I want to write about the wonderful experience of having a home birth (see *2), but don't want to intrude on Tasha's privacy. Suffice it to say it was really good, so good to be home and have everything at hand to make Tasha comfortable, and then be able to take baby in our arms and settle into bed right away. We spent the first 36 hours after birth all in bed together and I think that time was really important.
I've always wanted to have kids, but I'm (mostly) glad that I waited this long. For one thing Tasha is a wonderful mom and I'm glad I found her. But also, I realize now that I wasn't ready in my twenties. I've changed a lot in the last five years and I'm a much better person now. I've learned important lessons that are helping me a lot in this challenging time, like to do hard work correctly you have to not only complete the task but also keep a good attitude and be nice to the people around you while you do it. And that when you are tired and hungry is when you can really show your character; anyone can have a good attitude when they're fresh, but if you get nasty when the going gets tough then you are nasty. etc. standard cbloom slowly figures out things that most people learned in their teens.
Now for some old-style ranting.
1. "We had a baby". No you fucking did not. Your wife had a baby. If you were a really good husband, you held her hand and got her snacks. She squeezed a watermelon out of her vagina. You do not get to take any credit for that act, it was all her. It's a bit like Steve Jobs saying "we invented" anything; no you did not you fucking credit-stealing douchebag, your company didn't even invent it, much less you.
(tangent : I can't stand the political correctness in sport post-game interviews these days; they're all so sanitized and formulaic. They must go to interview coaching classes or something because everyone says exactly the same things. Of course it's not the athlete's fault, they would love to have emotional honest outbursts, it's the god damn stupid public who throw a coniption if anybody says anything remotely true.

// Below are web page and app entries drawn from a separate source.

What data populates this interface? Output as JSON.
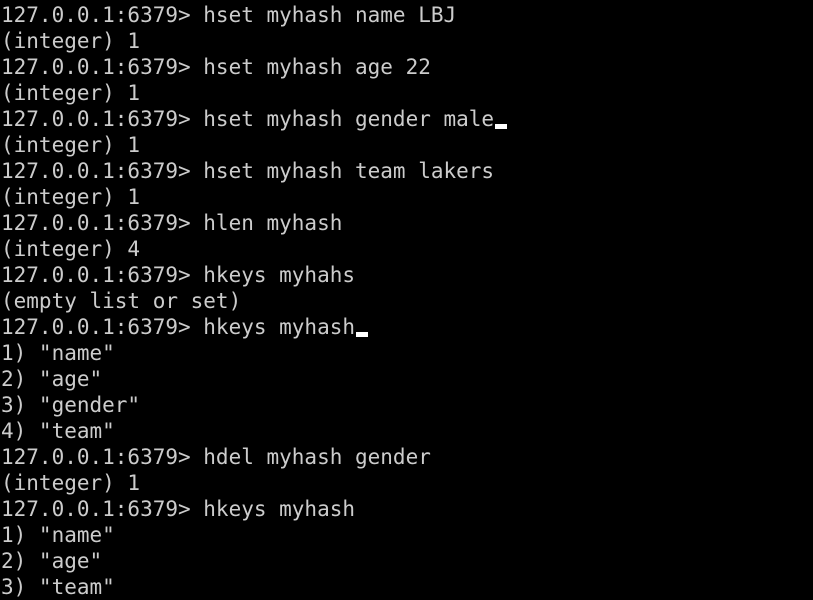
{
  "terminal": {
    "lines": [
      {
        "text": "127.0.0.1:6379> hset myhash name LBJ",
        "cursor": false
      },
      {
        "text": "(integer) 1",
        "cursor": false
      },
      {
        "text": "127.0.0.1:6379> hset myhash age 22",
        "cursor": false
      },
      {
        "text": "(integer) 1",
        "cursor": false
      },
      {
        "text": "127.0.0.1:6379> hset myhash gender male",
        "cursor": true
      },
      {
        "text": "(integer) 1",
        "cursor": false
      },
      {
        "text": "127.0.0.1:6379> hset myhash team lakers",
        "cursor": false
      },
      {
        "text": "(integer) 1",
        "cursor": false
      },
      {
        "text": "127.0.0.1:6379> hlen myhash",
        "cursor": false
      },
      {
        "text": "(integer) 4",
        "cursor": false
      },
      {
        "text": "127.0.0.1:6379> hkeys myhahs",
        "cursor": false
      },
      {
        "text": "(empty list or set)",
        "cursor": false
      },
      {
        "text": "127.0.0.1:6379> hkeys myhash",
        "cursor": true
      },
      {
        "text": "1) \"name\"",
        "cursor": false
      },
      {
        "text": "2) \"age\"",
        "cursor": false
      },
      {
        "text": "3) \"gender\"",
        "cursor": false
      },
      {
        "text": "4) \"team\"",
        "cursor": false
      },
      {
        "text": "127.0.0.1:6379> hdel myhash gender",
        "cursor": false
      },
      {
        "text": "(integer) 1",
        "cursor": false
      },
      {
        "text": "127.0.0.1:6379> hkeys myhash",
        "cursor": false
      },
      {
        "text": "1) \"name\"",
        "cursor": false
      },
      {
        "text": "2) \"age\"",
        "cursor": false
      },
      {
        "text": "3) \"team\"",
        "cursor": false
      }
    ]
  },
  "colors": {
    "background": "#000000",
    "text": "#cccccc",
    "cursor": "#ffffff"
  }
}
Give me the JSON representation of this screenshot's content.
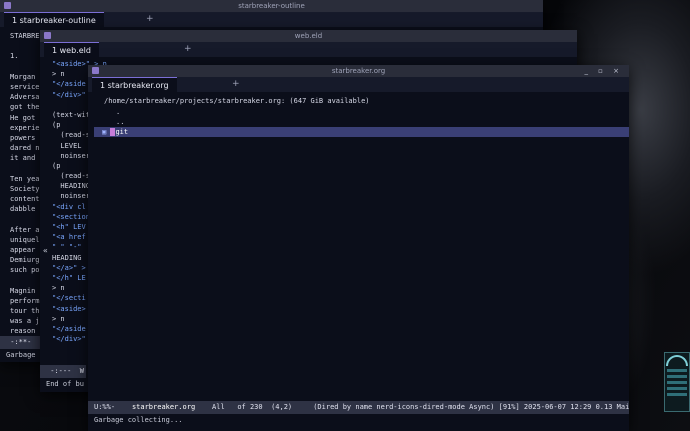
{
  "win1": {
    "title": "starbreaker-outline",
    "tab": "1 starbreaker-outline",
    "plus": "+",
    "lines": [
      "STARBRE",
      "",
      "1.",
      "",
      "Morgan",
      "service",
      "Adversa",
      "got the",
      "He got",
      "experie",
      "powers",
      "dared n",
      "it and",
      "",
      "Ten yea",
      "Society",
      "content",
      "dabble",
      "",
      "After a",
      "uniquel",
      "appear",
      "Demiurg",
      "such po",
      "",
      "Magnin",
      "perform",
      "tour th",
      "was a j",
      "reason"
    ],
    "modeline": " -:**-  ",
    "echo": "Garbage"
  },
  "win2": {
    "title": "web.eld",
    "tab": "1 web.eld",
    "plus": "+",
    "lines": [
      "\"<aside>\" > n",
      "> n",
      "\"</aside",
      "\"</div>\"",
      "",
      "(text-with",
      "(p",
      "  (read-s",
      "  LEVEL",
      "  noinser",
      "(p",
      "  (read-s",
      "  HEADING",
      "  noinser",
      "\"<div cl",
      "\"<section",
      "\"<h\" LEV",
      "\"<a href",
      "\" \" \"-\"",
      "HEADING",
      "\"</a>\" >",
      "\"</h\" LE",
      "> n",
      "\"</secti",
      "\"<aside>",
      "> n",
      "\"</aside",
      "\"</div>\""
    ],
    "modeline": " -:---  W",
    "echo": "End of bu"
  },
  "win3": {
    "title": "starbreaker.org",
    "controls": "_ ▫ ×",
    "tab": "1 starbreaker.org",
    "plus": "+",
    "header": "/home/starbreaker/projects/starbreaker.org: (647 GiB available)",
    "entries": [
      ".",
      "..",
      "git"
    ],
    "modeline": {
      "state": "U:%%-",
      "buffer": "starbreaker.org",
      "position": "All",
      "count": "of 230",
      "coords": "(4,2)",
      "modes": "(Dired by name nerd-icons-dired-mode Async) [91%] 2025-06-07 12:29 0.13 Mai"
    },
    "echo": "Garbage collecting..."
  },
  "side_arrow": "«",
  "colors": {
    "accent": "#7b6fd6",
    "highlight": "#3a3f75",
    "string": "#7aa7ff",
    "cursor": "#c77dd9"
  }
}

In particular this post reminds me of how athletes always immediately go "it wasn't just me, it was the team"; no it was not, Kobe, you just had an 80 point game, it was all fucking you, don't give me this bullshit credit to the team stuff. Be a man and say "*I* won this game".)
2. People are busy-body dicks. When we would tell acquaintances about our plans to have a home birth, a good 25% would feel like they had to tell us what a bad idea that was and nag us about the dangers of childbirth. Shut the fuck up you stupid asshole. First of all, don't you think that maybe we've researched that more than you before making our decision, so you don't know WTF you're talking about? Second of all, we're not going to change our mind because of your nagging, so all you're doing is being nasty about something you're not going to change. We didn't ask for your opinion, you can just stay the hell out of it. (The doctors that we would occasionally see for tests were often negative and naggy as well, which only made us more confident in our choice).
It's a bit like if a friend tells you they're marrying someone and you go "her?". Even if the marriage is a questionable choice, they're not going to stop it due to your misgivings, so all you're doing is adding some unpleasantness to their experience.
You always run into these idiots when you do software reviews or brainstorming sessions. You'll call a meeting to discuss revisions to the boss fight sequence, and some asshole will always chime in with "I really think the whole idea of boss fights sucks and we should start over". Umm, great, thanks, very helpful. We're not going to tear up the whole design of the game a few months from shipping, so maybe you could stick to the topic at hand and get some kind of clue about what things are reasonable to change and which need to be taken as a given and worked within as constraints.
Like when I'd ask for reviews of Oodle, a few of the respondents would give me something awesomely unhelpful like "I don't like the entire style of the API, and I'd throw it out and do a new one" , or "actually I think a paging + data compression library is a bad idea and I'd just start over on something else". Great, thanks; I might agree with you but obviously you must know that that is not going to happen and it's not what I was asking for, so if you don't want to say anything helpful then just say "no".
ADDENDUM : a few notes on home birth and midwives.
Even if you are planning to do home birth (without a doctor present), you should get an OB and do a prenatal visit with them to "establish care". That way you are officially their patient, even if you don't see them again. In the US health care system, if you do wind up having a problem, or even just a question, and you have not "established care" with a certain practice, you are just fucked. You would wind up at the ER and that's never good.
While the midwives seemed reasonably competent at popping out a healthy baby from a healthy mother with no complications, I certainly would not do it if there were any major risk factors. They also are less than thorough at the prenatal and postnatal exams, so it's probably worth seeing a regular doc for those at least once (probably only once).